Thomas, who is on disability, said his wife is the primary owner of the business but he assists with the presentations. He said in the down economy, convincing people to even go to the free dinner is a tough sell.

“Dinner can add up to $300 to $500,” he said. “Between the taxes and the (business) license, to be honest, we make a little profit, but not much.”

But he said they continue offering the presentations because they are providing a public service.

Q: What products or services do you provide?

A: Thomas Pike: I just help out a little. We go to different restaurants and give a presentation show on film, and tell people if they are interested in our products, they can invite us to their homes to see what they need. We’ll go set up (in the restaurant). We have a big screen TV and show a film to them, primetime news, which talks about fire safety. We educate them about how to get out of home. We educate them on making sure they have a meeting spot, and show kids how to get out of the home. Burns are the third leading cause of deaths in U.S.

Q: Who are your key leaders?

A: My wife.

Q: How many people do you employ?

A: Just her.

Q: When were you established?

A: Three-and-a-half years ago.

Q: What’s your business philosophy?

A: We save one family at a time. We protect one family at a time.

Q: What makes your business unique?

A: I think what makes our business unique is there’s not many people out there trying to educate people (on fire safety).

Q: What changes do you expect for your company in coming years?

A: We want to expand, but if the economy doesn’t pick up, we can’t do anything. One of the biggest problems we have is when we do a demonstration we try and invite 30 people, but people procrastinate so much because of the economy.

Q: Why did you pick Rocky Mount as a place to do business?

A: It’s our home.

Q: How has your company grown in the last several years?

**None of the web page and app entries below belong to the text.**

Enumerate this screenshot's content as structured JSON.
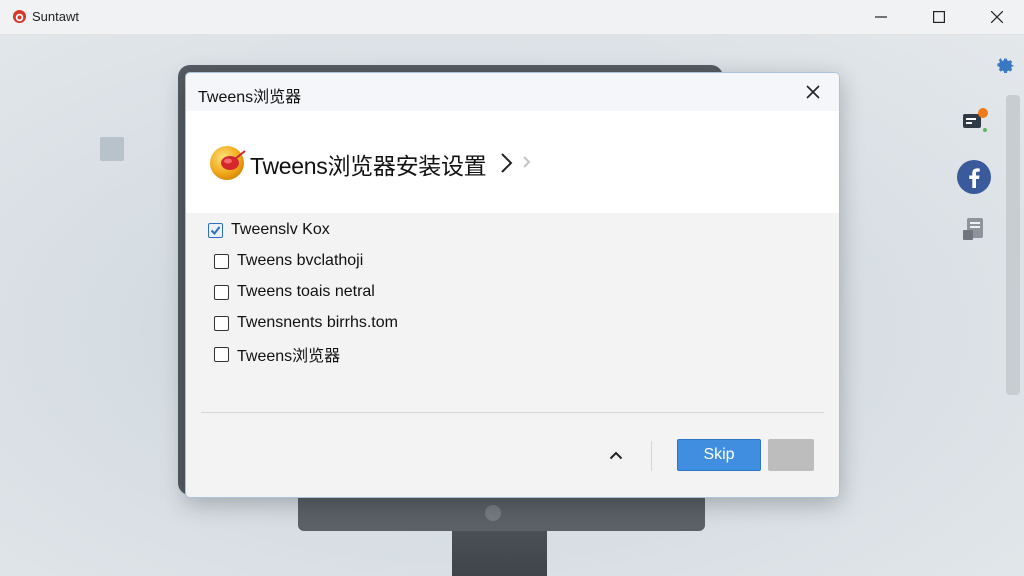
{
  "window": {
    "title": "Suntawt",
    "minimize_icon": "minimize-icon",
    "maximize_icon": "maximize-icon",
    "close_icon": "close-icon"
  },
  "side_icons": [
    "gear-icon",
    "notification-icon",
    "facebook-icon",
    "document-icon"
  ],
  "dialog": {
    "title": "Tweens浏览器",
    "heading": "Tweens浏览器安装设置",
    "heading_chevron": "›",
    "options": [
      {
        "label": "Tweenslv Kox",
        "checked": true
      },
      {
        "label": "Tweens bvclathoji",
        "checked": false
      },
      {
        "label": "Tweens toais netral",
        "checked": false
      },
      {
        "label": "Twensnents birrhs.tom",
        "checked": false
      },
      {
        "label": "Tweens浏览器",
        "checked": false
      }
    ],
    "skip_label": "Skip"
  },
  "colors": {
    "accent": "#3f8ee0",
    "facebook": "#3b5a9b",
    "checkbox_check": "#2f6fbd"
  }
}
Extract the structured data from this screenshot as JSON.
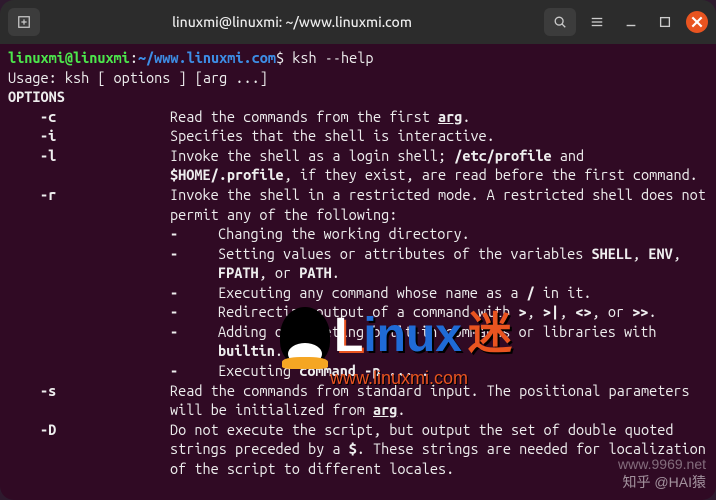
{
  "titlebar": {
    "title": "linuxmi@linuxmi: ~/www.linuxmi.com"
  },
  "prompt": {
    "user": "linuxmi@linuxmi",
    "colon": ":",
    "path": "~/www.linuxmi.com",
    "dollar": "$",
    "command": "ksh --help"
  },
  "output": {
    "usage": "Usage: ksh [ options ] [arg ...]",
    "options_header": "OPTIONS",
    "options": [
      {
        "flag": "-c",
        "desc_parts": [
          "Read the commands from the first ",
          {
            "b": true,
            "u": true,
            "t": "arg"
          },
          "."
        ]
      },
      {
        "flag": "-i",
        "desc_parts": [
          "Specifies that the shell is interactive."
        ]
      },
      {
        "flag": "-l",
        "desc_parts": [
          "Invoke the shell as a login shell; ",
          {
            "b": true,
            "t": "/etc/profile"
          },
          " and ",
          {
            "b": true,
            "t": "$HOME/.profile"
          },
          ", if they exist, are read before the first command."
        ]
      },
      {
        "flag": "-r",
        "desc_parts": [
          "Invoke the shell in a restricted mode. A restricted shell does not permit any of the following:"
        ],
        "subs": [
          [
            "Changing the working directory."
          ],
          [
            "Setting values or attributes of the variables ",
            {
              "b": true,
              "t": "SHELL"
            },
            ", ",
            {
              "b": true,
              "t": "ENV"
            },
            ", ",
            {
              "b": true,
              "t": "FPATH"
            },
            ", or ",
            {
              "b": true,
              "t": "PATH"
            },
            "."
          ],
          [
            "Executing any command whose name as a ",
            {
              "b": true,
              "t": "/"
            },
            " in it."
          ],
          [
            "Redirecting output of a command with ",
            {
              "b": true,
              "t": ">"
            },
            ", ",
            {
              "b": true,
              "t": ">|"
            },
            ", ",
            {
              "b": true,
              "t": "<>"
            },
            ", or ",
            {
              "b": true,
              "t": ">>"
            },
            "."
          ],
          [
            "Adding or deleting built-in commands or libraries with ",
            {
              "b": true,
              "t": "builtin"
            },
            "."
          ],
          [
            "Executing ",
            {
              "b": true,
              "t": "command -p"
            },
            " ",
            {
              "b": true,
              "t": "..."
            },
            " ."
          ]
        ]
      },
      {
        "flag": "-s",
        "desc_parts": [
          "Read the commands from standard input. The positional parameters will be initialized from ",
          {
            "b": true,
            "u": true,
            "t": "arg"
          },
          "."
        ]
      },
      {
        "flag": "-D",
        "desc_parts": [
          "Do not execute the script, but output the set of double quoted strings preceded by a ",
          {
            "b": true,
            "t": "$"
          },
          ". These strings are needed for localization of the script to different locales."
        ]
      }
    ]
  },
  "watermark": {
    "l": "L",
    "inux": "inux",
    "mi": "迷",
    "sub": "www.linuxmi.com"
  },
  "corner": {
    "zhihu": "知乎 @HAI猿",
    "site": "www.9969.net"
  }
}
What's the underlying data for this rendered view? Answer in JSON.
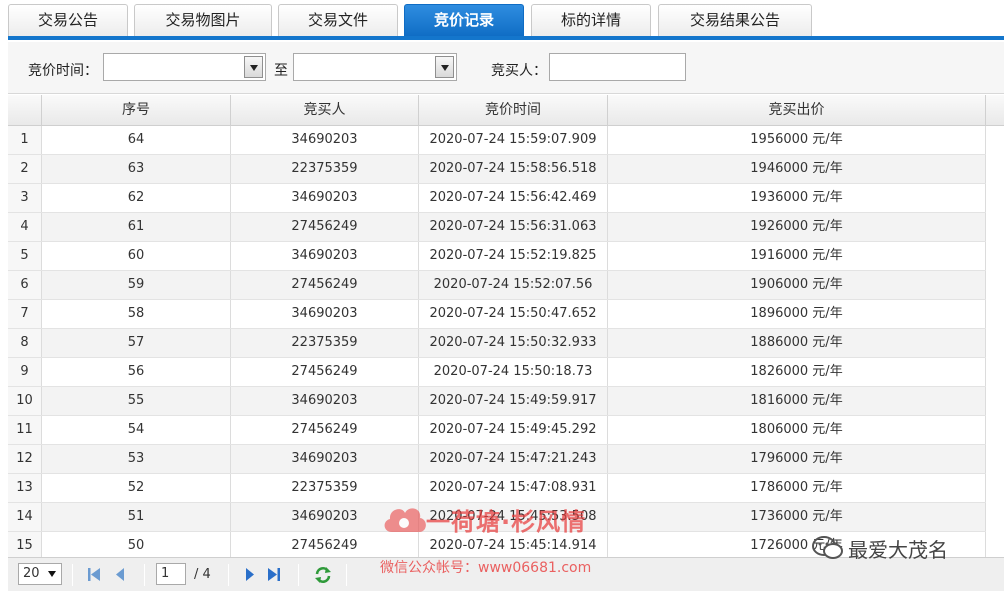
{
  "tabs": [
    {
      "label": "交易公告"
    },
    {
      "label": "交易物图片"
    },
    {
      "label": "交易文件"
    },
    {
      "label": "竞价记录"
    },
    {
      "label": "标的详情"
    },
    {
      "label": "交易结果公告"
    }
  ],
  "filter": {
    "time_label": "竞价时间：",
    "to_label": "至",
    "buyer_label": "竞买人："
  },
  "table": {
    "headers": [
      "序号",
      "竞买人",
      "竞价时间",
      "竞买出价"
    ],
    "rows": [
      {
        "n": "1",
        "seq": "64",
        "buyer": "34690203",
        "time": "2020-07-24 15:59:07.909",
        "price": "1956000 元/年"
      },
      {
        "n": "2",
        "seq": "63",
        "buyer": "22375359",
        "time": "2020-07-24 15:58:56.518",
        "price": "1946000 元/年"
      },
      {
        "n": "3",
        "seq": "62",
        "buyer": "34690203",
        "time": "2020-07-24 15:56:42.469",
        "price": "1936000 元/年"
      },
      {
        "n": "4",
        "seq": "61",
        "buyer": "27456249",
        "time": "2020-07-24 15:56:31.063",
        "price": "1926000 元/年"
      },
      {
        "n": "5",
        "seq": "60",
        "buyer": "34690203",
        "time": "2020-07-24 15:52:19.825",
        "price": "1916000 元/年"
      },
      {
        "n": "6",
        "seq": "59",
        "buyer": "27456249",
        "time": "2020-07-24 15:52:07.56",
        "price": "1906000 元/年"
      },
      {
        "n": "7",
        "seq": "58",
        "buyer": "34690203",
        "time": "2020-07-24 15:50:47.652",
        "price": "1896000 元/年"
      },
      {
        "n": "8",
        "seq": "57",
        "buyer": "22375359",
        "time": "2020-07-24 15:50:32.933",
        "price": "1886000 元/年"
      },
      {
        "n": "9",
        "seq": "56",
        "buyer": "27456249",
        "time": "2020-07-24 15:50:18.73",
        "price": "1826000 元/年"
      },
      {
        "n": "10",
        "seq": "55",
        "buyer": "34690203",
        "time": "2020-07-24 15:49:59.917",
        "price": "1816000 元/年"
      },
      {
        "n": "11",
        "seq": "54",
        "buyer": "27456249",
        "time": "2020-07-24 15:49:45.292",
        "price": "1806000 元/年"
      },
      {
        "n": "12",
        "seq": "53",
        "buyer": "34690203",
        "time": "2020-07-24 15:47:21.243",
        "price": "1796000 元/年"
      },
      {
        "n": "13",
        "seq": "52",
        "buyer": "22375359",
        "time": "2020-07-24 15:47:08.931",
        "price": "1786000 元/年"
      },
      {
        "n": "14",
        "seq": "51",
        "buyer": "34690203",
        "time": "2020-07-24 15:45:53.508",
        "price": "1736000 元/年"
      },
      {
        "n": "15",
        "seq": "50",
        "buyer": "27456249",
        "time": "2020-07-24 15:45:14.914",
        "price": "1726000 元/年"
      }
    ]
  },
  "pager": {
    "page_size": "20",
    "current_page": "1",
    "total_text": "/ 4"
  },
  "watermark": {
    "site_title": "一荷塘·杉风情",
    "site_subtitle": "微信公众帐号：www06681.com",
    "channel": "最爱大茂名"
  },
  "colors": {
    "tab_active": "#1476cc",
    "watermark_red": "#e83c3c"
  }
}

A: Debbie Pike: We started having more dinners with more people, and then, like my husband said, the economy started getting bad. ... A lot of times when we call up, people will say, ‘What is the catch?’ There is no catch. We want to educate people on fire safety.